(Interface dataset entries)
:::::

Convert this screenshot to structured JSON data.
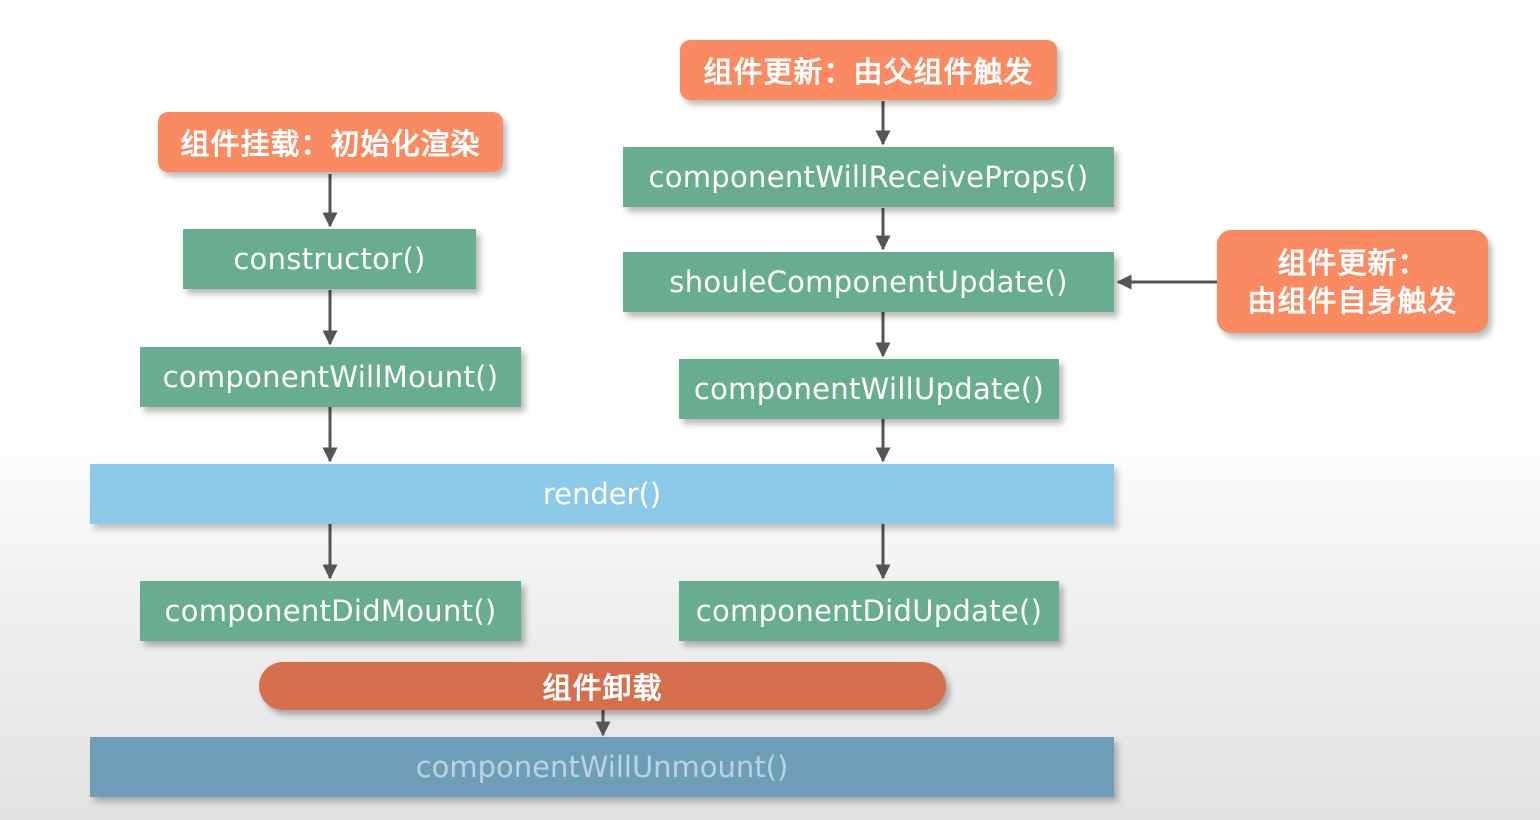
{
  "mount": {
    "trigger": "组件挂载：初始化渲染",
    "constructor": "constructor()",
    "will_mount": "componentWillMount()",
    "did_mount": "componentDidMount()"
  },
  "update": {
    "parent_trigger": "组件更新：由父组件触发",
    "will_receive_props": "componentWillReceiveProps()",
    "should_update": "shouleComponentUpdate()",
    "will_update": "componentWillUpdate()",
    "did_update": "componentDidUpdate()",
    "self_trigger_line1": "组件更新：",
    "self_trigger_line2": "由组件自身触发"
  },
  "render": "render()",
  "unmount": {
    "trigger": "组件卸载",
    "will_unmount": "componentWillUnmount()"
  },
  "colors": {
    "lifecycle_box": "#68ad8f",
    "trigger_box": "#f98a62",
    "render_bar": "#8dc9e8",
    "unmount_pill": "#d66f4c",
    "unmount_bar": "#6e9db8",
    "arrow": "#555555"
  }
}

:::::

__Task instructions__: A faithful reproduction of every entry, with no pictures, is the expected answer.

__Answer for this exercise__:
Convert this screenshot to structured JSON data.
{
  "mount": {
    "trigger": "组件挂载：初始化渲染",
    "constructor": "constructor()",
    "will_mount": "componentWillMount()",
    "did_mount": "componentDidMount()"
  },
  "update": {
    "parent_trigger": "组件更新：由父组件触发",
    "will_receive_props": "componentWillReceiveProps()",
    "should_update": "shouleComponentUpdate()",
    "will_update": "componentWillUpdate()",
    "did_update": "componentDidUpdate()",
    "self_trigger_line1": "组件更新：",
    "self_trigger_line2": "由组件自身触发"
  },
  "render": "render()",
  "unmount": {
    "trigger": "组件卸载",
    "will_unmount": "componentWillUnmount()"
  },
  "colors": {
    "lifecycle_box": "#68ad8f",
    "trigger_box": "#f98a62",
    "render_bar": "#8dc9e8",
    "unmount_pill": "#d66f4c",
    "unmount_bar": "#6e9db8",
    "arrow": "#555555"
  }
}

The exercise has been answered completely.